This list changes every few hours, but right now:
Stevie Ray Vaughan
Everytime one of these threads comes up I give different answers...
(...ahhhh. But it seems I've given an orthodox answer today.)
Could change any minute though...
1. Edward Van Halen
2. Billy F. Gibbons
3. David Gilmour
4. Eric Clapton
Very hard to choose 5. There were some others that I wanted to add to the list, and then I ran out of space.
That's been a favourite album of mine since its release in 1969---I pounced on it, having just been bitten seriously by the blues that year (thanks to B.B. King and my man Bloomfield), and that was my introduction to Muddy Waters and Otis Spann. From there I smoked out everything I could get my hands on by Muddy.

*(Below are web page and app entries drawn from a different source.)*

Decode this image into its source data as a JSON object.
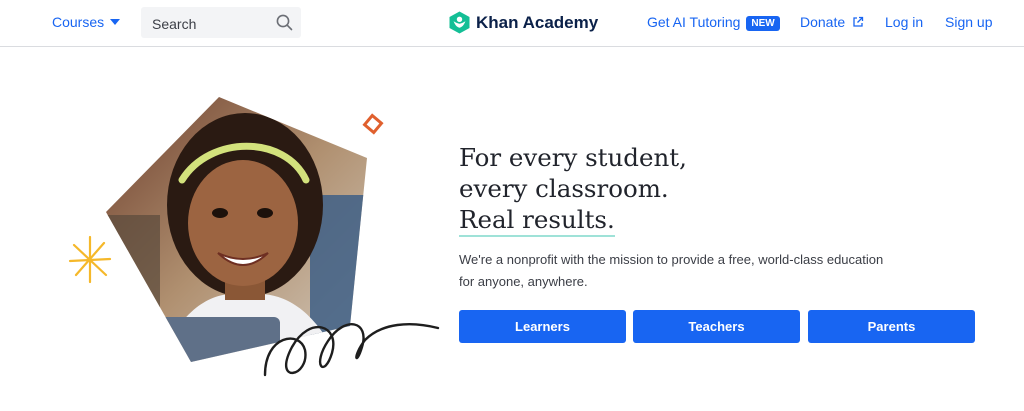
{
  "header": {
    "courses_label": "Courses",
    "search_placeholder": "Search",
    "logo_text": "Khan Academy",
    "ai_tutoring_label": "Get AI Tutoring",
    "new_badge": "NEW",
    "donate_label": "Donate",
    "login_label": "Log in",
    "signup_label": "Sign up"
  },
  "hero": {
    "headline_line1": "For every student,",
    "headline_line2": "every classroom.",
    "headline_line3": "Real results.",
    "mission": "We're a nonprofit with the mission to provide a free, world-class education for anyone, anywhere.",
    "buttons": [
      "Learners",
      "Teachers",
      "Parents"
    ]
  },
  "colors": {
    "brand_blue": "#1865f2",
    "logo_green": "#14bf96",
    "navy": "#0b2149",
    "underline_mint": "#9fe2d8"
  }
}
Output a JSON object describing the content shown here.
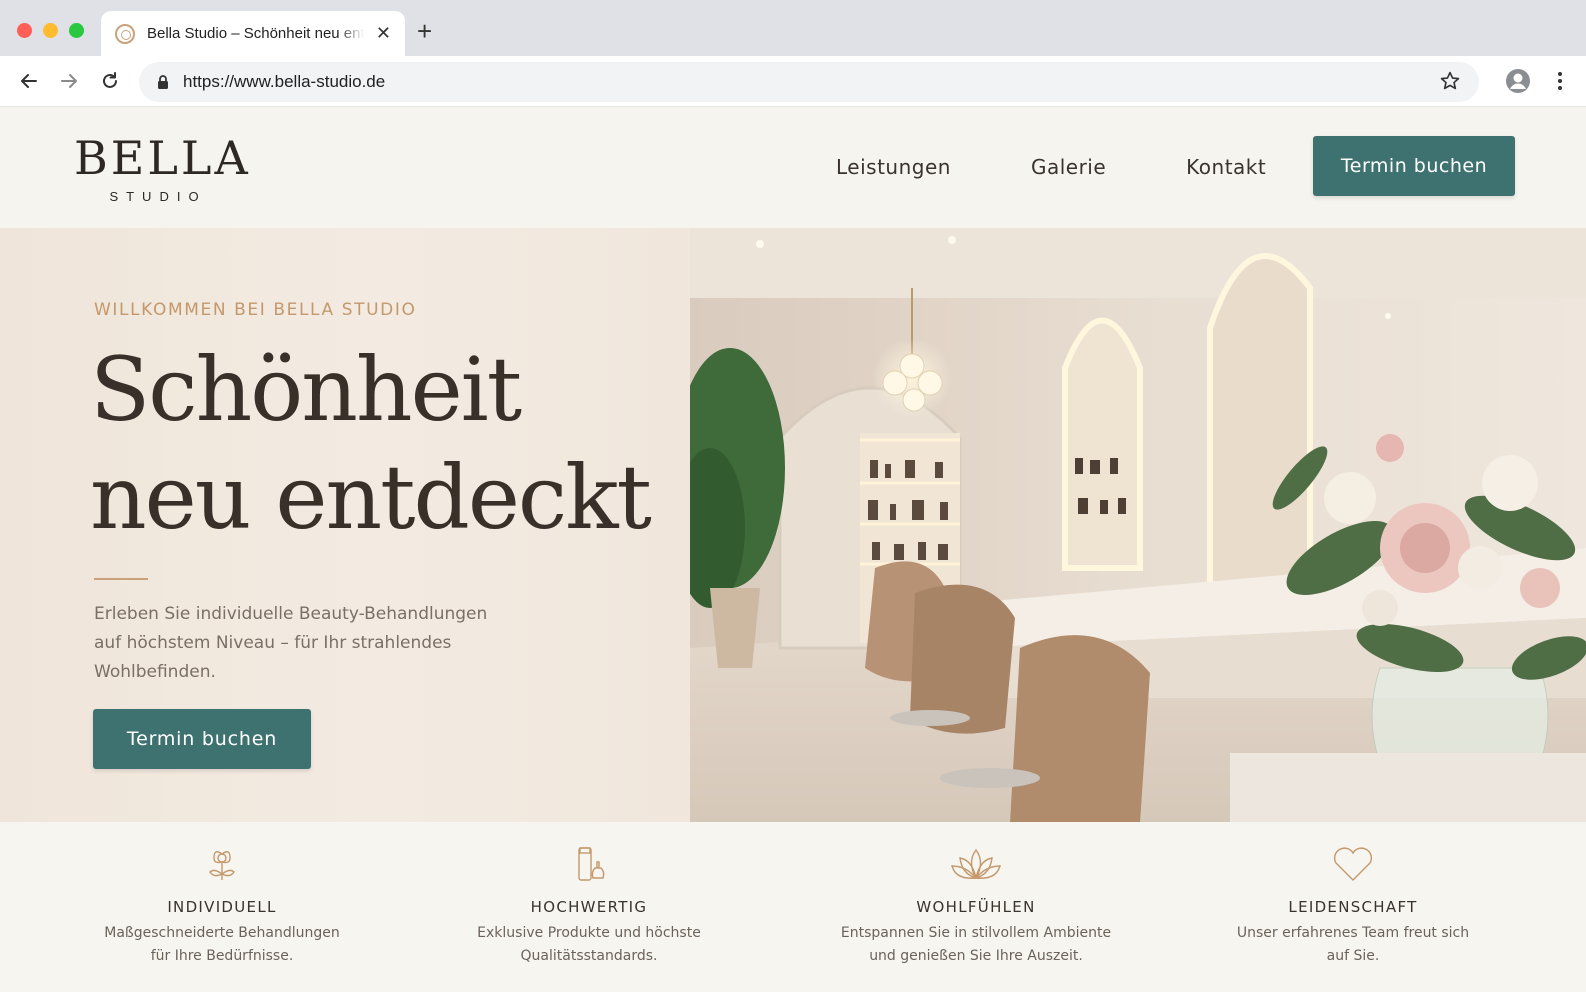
{
  "browser": {
    "tab_title": "Bella Studio – Schönheit neu entdeckt",
    "url": "https://www.bella-studio.de"
  },
  "header": {
    "logo_main": "BELLA",
    "logo_sub": "STUDIO",
    "nav": [
      {
        "label": "Leistungen"
      },
      {
        "label": "Galerie"
      },
      {
        "label": "Kontakt"
      }
    ],
    "cta": "Termin buchen"
  },
  "hero": {
    "eyebrow": "WILLKOMMEN BEI BELLA STUDIO",
    "headline_line1": "Schönheit",
    "headline_line2": "neu entdeckt",
    "text": "Erleben Sie individuelle Beauty-Behandlungen auf höchstem Niveau – für Ihr strahlendes Wohlbefinden.",
    "cta": "Termin buchen"
  },
  "features": [
    {
      "icon": "flower-icon",
      "title": "INDIVIDUELL",
      "desc_line1": "Maßgeschneiderte Behandlungen",
      "desc_line2": "für Ihre Bedürfnisse."
    },
    {
      "icon": "cosmetics-icon",
      "title": "HOCHWERTIG",
      "desc_line1": "Exklusive Produkte und höchste",
      "desc_line2": "Qualitätsstandards."
    },
    {
      "icon": "lotus-icon",
      "title": "WOHLFÜHLEN",
      "desc_line1": "Entspannen Sie in stilvollem Ambiente",
      "desc_line2": "und genießen Sie Ihre Auszeit."
    },
    {
      "icon": "heart-icon",
      "title": "LEIDENSCHAFT",
      "desc_line1": "Unser erfahrenes Team freut sich",
      "desc_line2": "auf Sie."
    }
  ],
  "colors": {
    "accent_teal": "#3e7270",
    "gold": "#c4986b",
    "background": "#f6f4ef"
  }
}
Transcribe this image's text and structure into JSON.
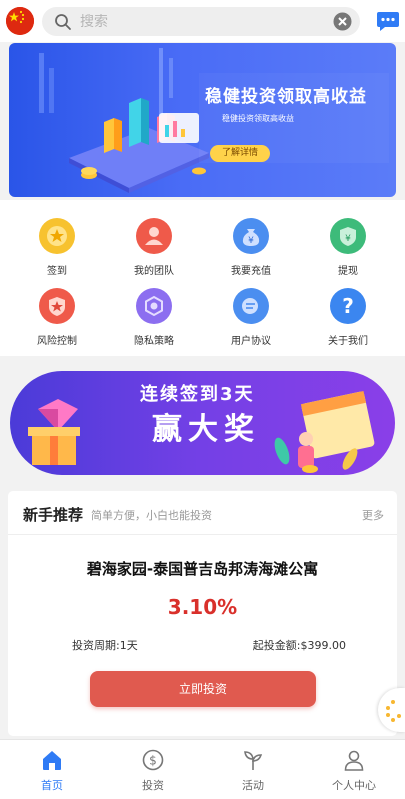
{
  "search": {
    "placeholder": "搜索"
  },
  "banner": {
    "title": "稳健投资领取高收益",
    "subtitle": "稳健投资领取高收益",
    "button": "了解详情"
  },
  "menu": [
    {
      "label": "签到",
      "icon": "medal-icon",
      "color": "#f7c22f"
    },
    {
      "label": "我的团队",
      "icon": "team-icon",
      "color": "#ef5a4a"
    },
    {
      "label": "我要充值",
      "icon": "money-bag-icon",
      "color": "#4b8ef0"
    },
    {
      "label": "提现",
      "icon": "withdraw-shield-icon",
      "color": "#3dbb7a"
    },
    {
      "label": "风险控制",
      "icon": "star-shield-icon",
      "color": "#ef5a4a"
    },
    {
      "label": "隐私策略",
      "icon": "privacy-icon",
      "color": "#8c6ef0"
    },
    {
      "label": "用户协议",
      "icon": "agreement-icon",
      "color": "#4b8ef0"
    },
    {
      "label": "关于我们",
      "icon": "question-icon",
      "color": "#3b86f0"
    }
  ],
  "sign_banner": {
    "line1": "连续签到3天",
    "line2": "赢大奖"
  },
  "recommend": {
    "title": "新手推荐",
    "subtitle": "简单方便，小白也能投资",
    "more": "更多",
    "product_name": "碧海家园-泰国普吉岛邦涛海滩公寓",
    "rate": "3.10%",
    "period": "投资周期:1天",
    "min_amount": "起投金额:$399.00",
    "invest_button": "立即投资"
  },
  "nav": [
    {
      "label": "首页",
      "icon": "home-icon",
      "active": true
    },
    {
      "label": "投资",
      "icon": "coin-icon",
      "active": false
    },
    {
      "label": "活动",
      "icon": "sprout-icon",
      "active": false
    },
    {
      "label": "个人中心",
      "icon": "user-icon",
      "active": false
    }
  ],
  "colors": {
    "accent": "#2f7bf5",
    "rate": "#d9302b",
    "invest_button": "#e05a4f"
  }
}
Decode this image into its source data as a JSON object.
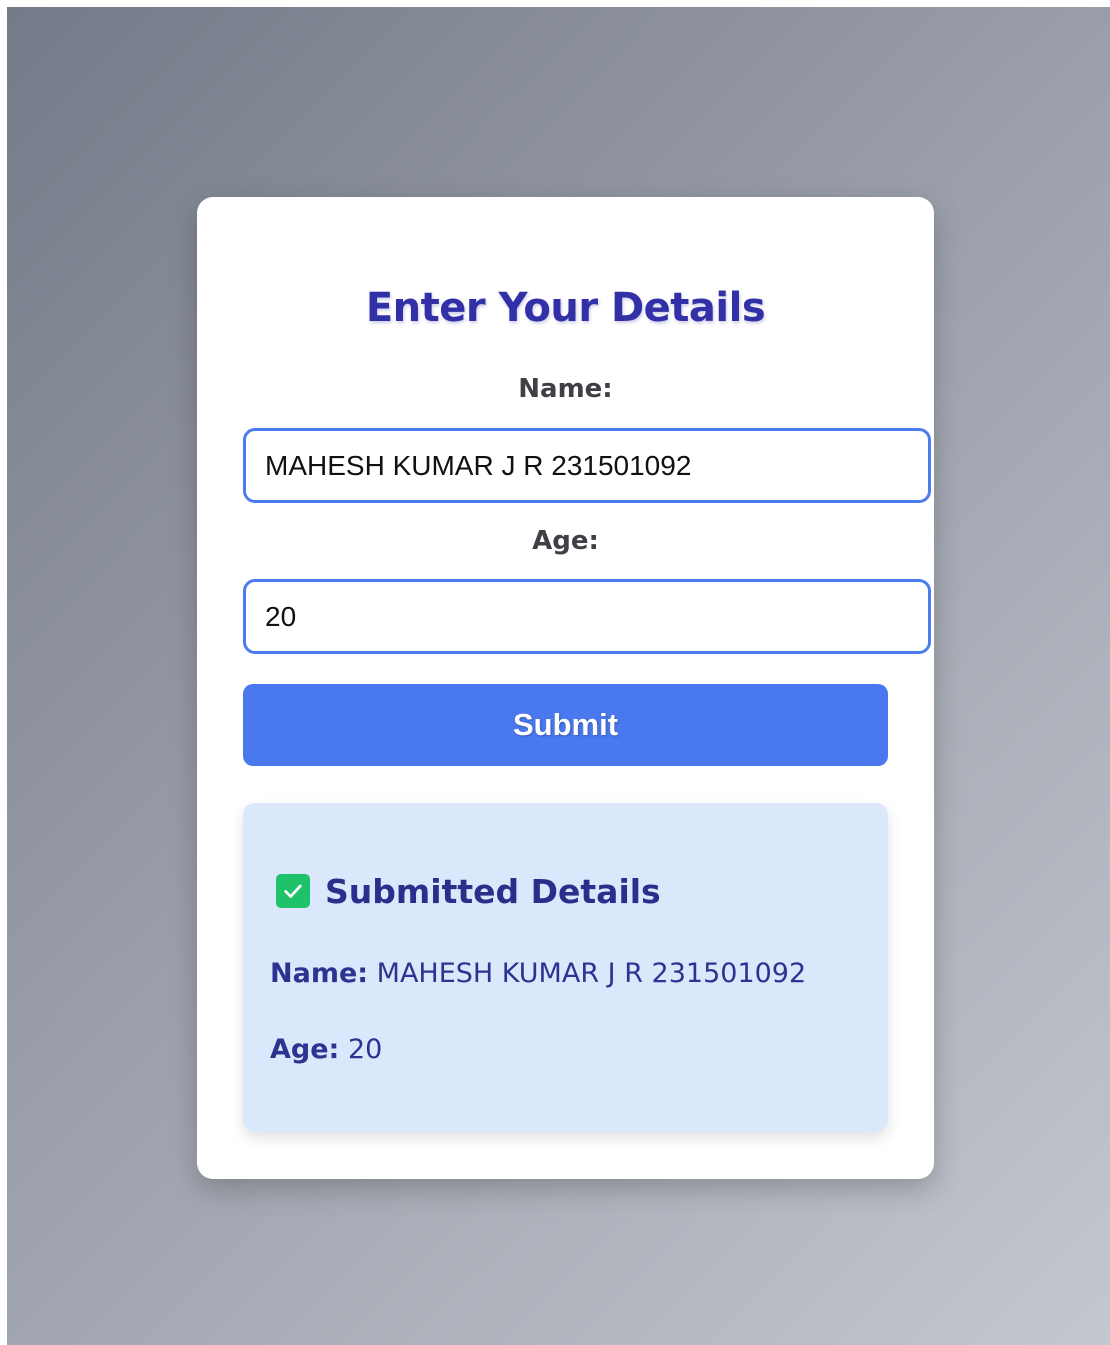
{
  "form": {
    "title": "Enter Your Details",
    "name_label": "Name:",
    "name_value": "MAHESH KUMAR J R 231501092",
    "age_label": "Age:",
    "age_value": "20",
    "submit_label": "Submit"
  },
  "result": {
    "icon": "check-box-icon",
    "title": "Submitted Details",
    "name_key": "Name:",
    "name_value": "MAHESH KUMAR J R 231501092",
    "age_key": "Age:",
    "age_value": "20"
  },
  "colors": {
    "accent": "#4a78ee",
    "title": "#3230a6",
    "panel": "#dbe7fb",
    "check": "#1fc268"
  }
}
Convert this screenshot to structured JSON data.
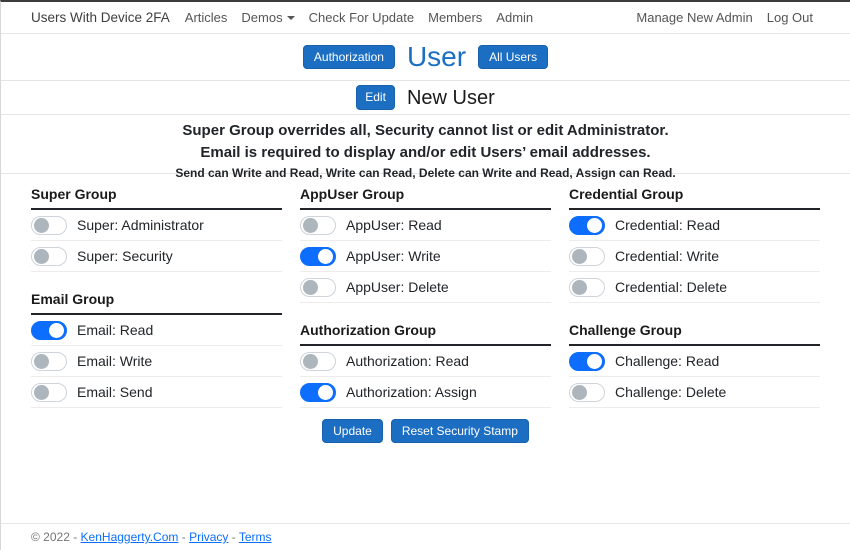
{
  "colors": {
    "accent": "#1b6ec2",
    "toggle_on": "#0d6efd",
    "link": "#0d6efd"
  },
  "navbar": {
    "brand": "Users With Device 2FA",
    "links": [
      {
        "label": "Articles",
        "dropdown": false
      },
      {
        "label": "Demos",
        "dropdown": true
      },
      {
        "label": "Check For Update",
        "dropdown": false
      },
      {
        "label": "Members",
        "dropdown": false
      },
      {
        "label": "Admin",
        "dropdown": false
      }
    ],
    "right_links": [
      {
        "label": "Manage New Admin"
      },
      {
        "label": "Log Out"
      }
    ]
  },
  "header": {
    "authorization_button": "Authorization",
    "title": "User",
    "all_users_button": "All Users",
    "edit_button": "Edit",
    "subtitle": "New User"
  },
  "notes": {
    "line1": "Super Group overrides all, Security cannot list or edit Administrator.",
    "line2": "Email is required to display and/or edit Users’ email addresses.",
    "line3": "Send can Write and Read, Write can Read, Delete can Write and Read, Assign can Read."
  },
  "permission_columns": [
    {
      "groups": [
        {
          "title": "Super Group",
          "items": [
            {
              "label": "Super: Administrator",
              "on": false
            },
            {
              "label": "Super: Security",
              "on": false
            }
          ]
        },
        {
          "title": "Email Group",
          "items": [
            {
              "label": "Email: Read",
              "on": true
            },
            {
              "label": "Email: Write",
              "on": false
            },
            {
              "label": "Email: Send",
              "on": false
            }
          ]
        }
      ]
    },
    {
      "groups": [
        {
          "title": "AppUser Group",
          "items": [
            {
              "label": "AppUser: Read",
              "on": false
            },
            {
              "label": "AppUser: Write",
              "on": true
            },
            {
              "label": "AppUser: Delete",
              "on": false
            }
          ]
        },
        {
          "title": "Authorization Group",
          "items": [
            {
              "label": "Authorization: Read",
              "on": false
            },
            {
              "label": "Authorization: Assign",
              "on": true
            }
          ]
        }
      ]
    },
    {
      "groups": [
        {
          "title": "Credential Group",
          "items": [
            {
              "label": "Credential: Read",
              "on": true
            },
            {
              "label": "Credential: Write",
              "on": false
            },
            {
              "label": "Credential: Delete",
              "on": false
            }
          ]
        },
        {
          "title": "Challenge Group",
          "items": [
            {
              "label": "Challenge: Read",
              "on": true
            },
            {
              "label": "Challenge: Delete",
              "on": false
            }
          ]
        }
      ]
    }
  ],
  "actions": {
    "update_label": "Update",
    "reset_label": "Reset Security Stamp"
  },
  "footer": {
    "prefix": "© 2022 -",
    "separator": "-",
    "links": [
      {
        "label": "KenHaggerty.Com"
      },
      {
        "label": "Privacy"
      },
      {
        "label": "Terms"
      }
    ]
  }
}
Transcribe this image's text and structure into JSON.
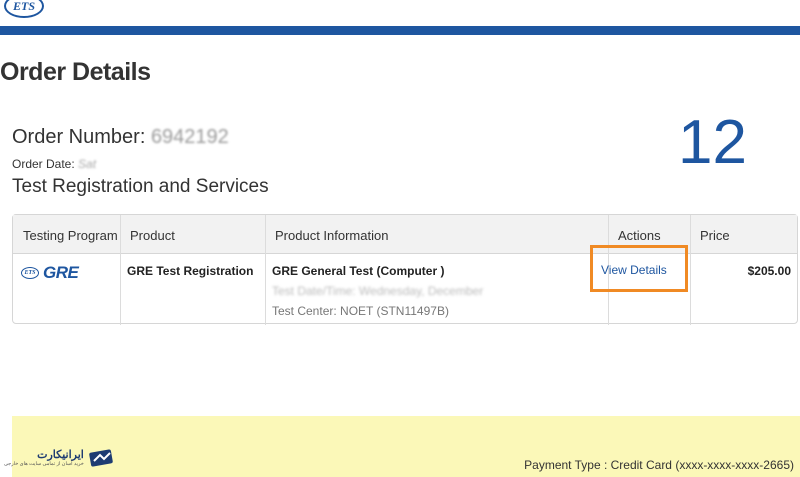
{
  "header": {
    "logo_text": "ETS"
  },
  "page_title": "Order Details",
  "order": {
    "number_label": "Order Number:",
    "number_value": "6942192",
    "date_label": "Order Date:",
    "date_value": "Sat"
  },
  "section_title": "Test Registration and Services",
  "step_number": "12",
  "table": {
    "columns": [
      "Testing Program",
      "Product",
      "Product Information",
      "Actions",
      "Price"
    ],
    "row": {
      "program_logo_ets": "ETS",
      "program_logo_text": "GRE",
      "product": "GRE Test Registration",
      "info_title": "GRE General Test (Computer )",
      "info_date_partial": "Test Date/Time: Wednesday, December",
      "info_center": "Test Center: NOET (STN11497B)",
      "action_label": "View Details",
      "price": "$205.00"
    }
  },
  "payment": {
    "text": "Payment Type : Credit Card (xxxx-xxxx-xxxx-2665)"
  },
  "watermark": {
    "title": "ایرانیکارت",
    "subtitle": "خرید آسان از تمامی سایت های خارجی"
  },
  "colors": {
    "brand_blue": "#1e56a0",
    "highlight_orange": "#f08a24",
    "band_yellow": "#fbf8b8"
  }
}
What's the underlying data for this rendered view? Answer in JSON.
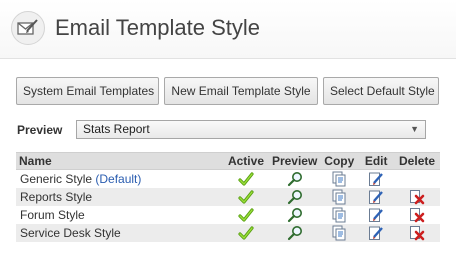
{
  "header": {
    "title": "Email Template Style",
    "logo_icon": "compose-email-icon"
  },
  "toolbar": {
    "buttons": [
      {
        "label": "System Email Templates"
      },
      {
        "label": "New Email Template Style"
      },
      {
        "label": "Select Default Style"
      }
    ]
  },
  "preview": {
    "label": "Preview",
    "selected": "Stats Report"
  },
  "table": {
    "columns": [
      "Name",
      "Active",
      "Preview",
      "Copy",
      "Edit",
      "Delete"
    ],
    "rows": [
      {
        "name": "Generic Style",
        "default_tag": "(Default)",
        "active": true,
        "deletable": false
      },
      {
        "name": "Reports Style",
        "default_tag": "",
        "active": true,
        "deletable": true
      },
      {
        "name": "Forum Style",
        "default_tag": "",
        "active": true,
        "deletable": true
      },
      {
        "name": "Service Desk Style",
        "default_tag": "",
        "active": true,
        "deletable": true
      }
    ]
  },
  "colors": {
    "check": "#7cc31e",
    "delete": "#cc1f1f",
    "default_tag": "#2a5db0"
  }
}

It was Mike Bloomfield who turned me on to how beautiful a Les Paul could sound; I'd bought Super Session the same year and saw him playing the guitar on the cover and in the back jacket photos and wondered about the instrument, he sounded so beautiful playing it. Only later did I realise just what he and Eric Clapton came to mean for launching the influence that finally provoked Gibson to revive the original Les Pauls in 1968-69.
The story behind Fathers & Sons started with Mike Bloomfield, in case you didn't know: Marshall Chess (the scion of Chess Records; his father was Leonard Chess) was a high school buddy of Bloomfield's, and the younger Chess was smarting over the critical murdering his "psychedelicised" projects with Muddy (Electric Mud, After the Rain) and Howlin' Wolf (This is Howlin' Wolf's New Album. He Doesn't Like it. He Didn't Like His Electric Guitar At First, Either.) took, and he needed a project to restore his credibility. Bloomfield was coming to Chicago for a set of charity shows with former boss Paul Butterfield and his old Butterfield Band mate Sam Lay and suggested to Chess that he line up a jam recording session with those three plus Muddy and Otis Spann. Add Duck Dunn to the proceedings and that was the studio half of the album; the aggregation then did the charity shows some of which were recorded for the live portion.